### WHAT THE TASK REQUIRES
The data must be given again in full, with no line altered.

::::::

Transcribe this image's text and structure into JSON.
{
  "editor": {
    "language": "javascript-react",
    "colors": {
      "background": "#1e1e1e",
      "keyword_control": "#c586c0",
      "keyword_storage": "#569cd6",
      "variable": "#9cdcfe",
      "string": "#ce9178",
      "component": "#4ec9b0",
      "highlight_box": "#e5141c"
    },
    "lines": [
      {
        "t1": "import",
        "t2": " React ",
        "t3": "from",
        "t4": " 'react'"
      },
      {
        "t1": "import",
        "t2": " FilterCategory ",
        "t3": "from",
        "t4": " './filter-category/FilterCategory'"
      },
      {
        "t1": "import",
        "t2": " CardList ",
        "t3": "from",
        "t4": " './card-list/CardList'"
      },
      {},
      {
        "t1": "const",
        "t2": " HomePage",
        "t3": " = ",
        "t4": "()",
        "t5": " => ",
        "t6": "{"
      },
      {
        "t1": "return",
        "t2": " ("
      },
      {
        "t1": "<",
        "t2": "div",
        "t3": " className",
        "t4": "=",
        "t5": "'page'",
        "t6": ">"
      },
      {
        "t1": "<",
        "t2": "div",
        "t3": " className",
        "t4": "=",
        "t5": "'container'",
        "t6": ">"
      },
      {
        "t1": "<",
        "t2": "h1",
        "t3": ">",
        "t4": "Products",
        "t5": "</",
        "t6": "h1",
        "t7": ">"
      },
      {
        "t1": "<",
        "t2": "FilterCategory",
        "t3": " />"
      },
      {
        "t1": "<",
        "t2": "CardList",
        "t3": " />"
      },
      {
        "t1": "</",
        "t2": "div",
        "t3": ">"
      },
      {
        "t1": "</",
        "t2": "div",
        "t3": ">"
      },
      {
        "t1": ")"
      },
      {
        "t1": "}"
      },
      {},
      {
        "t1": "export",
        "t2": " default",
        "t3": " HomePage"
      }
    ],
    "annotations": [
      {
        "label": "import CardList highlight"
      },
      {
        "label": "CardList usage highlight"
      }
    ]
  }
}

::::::

### WRITTEN SOLUTION
Transcribe this image's text and structure into JSON.
{
  "editor": {
    "language": "javascript-react",
    "colors": {
      "background": "#1e1e1e",
      "keyword_control": "#c586c0",
      "keyword_storage": "#569cd6",
      "variable": "#9cdcfe",
      "string": "#ce9178",
      "component": "#4ec9b0",
      "highlight_box": "#e5141c"
    },
    "lines": [
      {
        "t1": "import",
        "t2": " React ",
        "t3": "from",
        "t4": " 'react'"
      },
      {
        "t1": "import",
        "t2": " FilterCategory ",
        "t3": "from",
        "t4": " './filter-category/FilterCategory'"
      },
      {
        "t1": "import",
        "t2": " CardList ",
        "t3": "from",
        "t4": " './card-list/CardList'"
      },
      {},
      {
        "t1": "const",
        "t2": " HomePage",
        "t3": " = ",
        "t4": "()",
        "t5": " => ",
        "t6": "{"
      },
      {
        "t1": "return",
        "t2": " ("
      },
      {
        "t1": "<",
        "t2": "div",
        "t3": " className",
        "t4": "=",
        "t5": "'page'",
        "t6": ">"
      },
      {
        "t1": "<",
        "t2": "div",
        "t3": " className",
        "t4": "=",
        "t5": "'container'",
        "t6": ">"
      },
      {
        "t1": "<",
        "t2": "h1",
        "t3": ">",
        "t4": "Products",
        "t5": "</",
        "t6": "h1",
        "t7": ">"
      },
      {
        "t1": "<",
        "t2": "FilterCategory",
        "t3": " />"
      },
      {
        "t1": "<",
        "t2": "CardList",
        "t3": " />"
      },
      {
        "t1": "</",
        "t2": "div",
        "t3": ">"
      },
      {
        "t1": "</",
        "t2": "div",
        "t3": ">"
      },
      {
        "t1": ")"
      },
      {
        "t1": "}"
      },
      {},
      {
        "t1": "export",
        "t2": " default",
        "t3": " HomePage"
      }
    ],
    "annotations": [
      {
        "label": "import CardList highlight"
      },
      {
        "label": "CardList usage highlight"
      }
    ]
  }
}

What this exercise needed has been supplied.